Well, it's that time again. The "points-blown" (or Q) standings that please some and annoying many. I find it helpful, which is why I do it. For the uninitiated, here is a pared-down version of an explanation of what's going on here, stolen from a by-gone post (the full post is linked, below).
I don't look at the official point totals. Well, I look. But I know they are deceptive. I prefer to sort the teams not by total points with the official tie-breakers, but by win-percentage and/or points-blown.
Points-blown refers to the number of points a team could have earned, but did not. They are points-squandered. You get two PBs for a loss, and one PB for an OT/SOL. The lower your total, the better. Like golf. Or cholesterol.
Why is this a handy way to look at the standings, and not just a confusing pain in the ass? Well, maybe it's not. Your mileage may vary, but for me it's like this: W% is an excellent indicator of a team's record, but I find it difficult to conceptualize the difference between (for example), a .575 team and a .593 team. "All we need is another 18/1000s of a [something or other] and we'll be tied! Go team!"
But just looking at points doesn't work either, because the schedule is wacky and teams have different numbers of games-played. Anaheim and Chicago at one point [last season] had played 5 or 6 more games than everyone else. That skews the standings. And I hate giving Anaheim any credit.
Example: a team that's 20-10-0 is ten official points ahead of a team that's 15-10-0, but they've blown the same number of points (20). I think most of us think something along the lines of "we're ten points behind with five games in hand." Points-blown are a way to quantify games-in-hand as one number. And it does this by ignoring wins altogether.
But that's biased! Yes.
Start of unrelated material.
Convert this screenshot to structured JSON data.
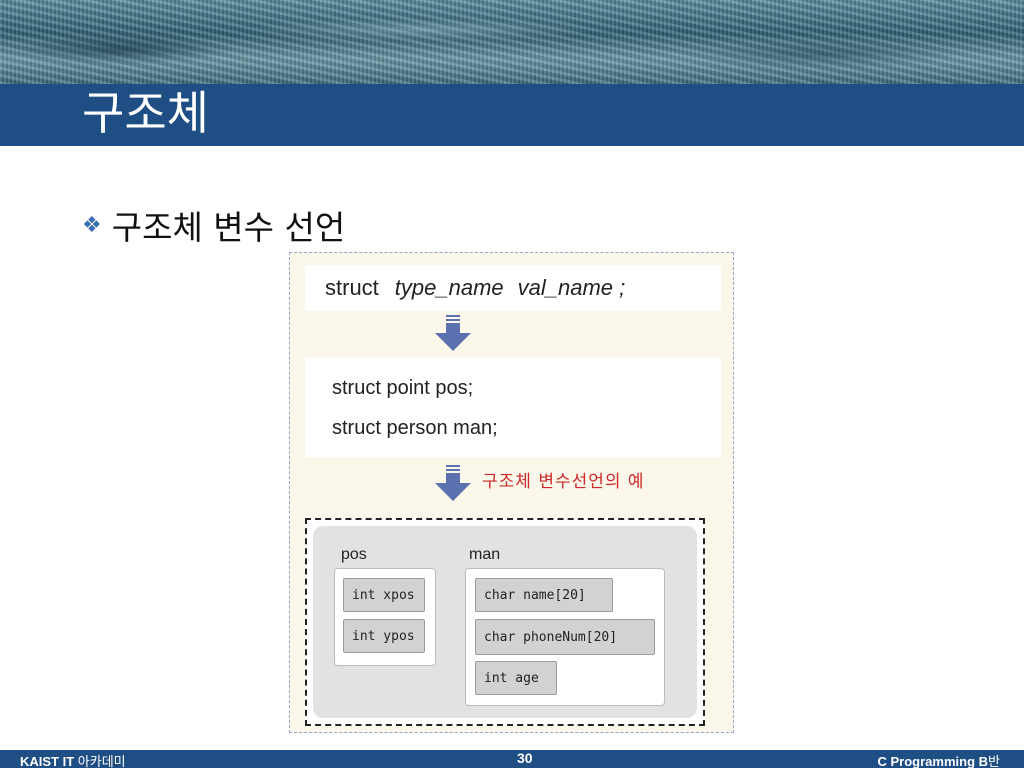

It's biased in a way that I like. Because of an effect known as loss aversion. The idea is that people give more weight to loss than gain. If you find a $100 bill you feel happy. But if you lose a $100 bill, you feel disproportionately miserable. Without addressing the psychological issue of whether or not it's healthy to give more weight to "loss," I recognize the fact of loss aversion as a sports fan on a daily basis: losses feel much worse than wins feel good. That's a terrible sentence, but true.
Just look at the comments sections of your favorite blog (mine is www.lakingsinsider.com), look after a win and then after a loss. After a win, a few dozen comments. After a loss, hundreds. The sky is falling.
And I'll tell you another nice thing about following points-blown. You know how when your team is idle, it's infuriating to watch teams leapfrog you in the standings just because they're playing games and you're not? Well, that NEVER happens in points-blown. Because you can only go up in the standings by not losing when other people lose. If you're idle, all you can do is go up; you can never go down by not playing.
I love that.
I don't mean to suggest that points-blown encourages delusion. I think it's an accurate way of looking at the standings, that also happens to give losses their true, psychologically-devastating weight.
(And if it bothers you, the columns are completely sortable, so you can make them look however you want.)
- Q is my standings, default sorted by points-blown (long-winded explanation of points-blown here).
- NHL is the official standings, via NHL.COM (ESPN has the tie-breakers wrong).
- R/OT/SO is the team's win-loss record broken down into regulation/over-time/shoot-out.
- W% is what's commonly referred to as win-percentage, but because of the stupid Bettman point (SBP) it's actually points-earned as a percentage of maximum possible points.
- PRJ is projected point total for 82 games.
- 10-11 is last season's final point total.
- %ch is the difference between last year's final point total and this year's projected point total.
- MAX is maximum points possible for that team.
- PB is points-blown.
- +/- is the distance in points-blown above or below the 8th seed.
- GR is games-remaining.
- W! is regulation wins plus OT wins (the first tie-breaker).
- GD is goal-differential.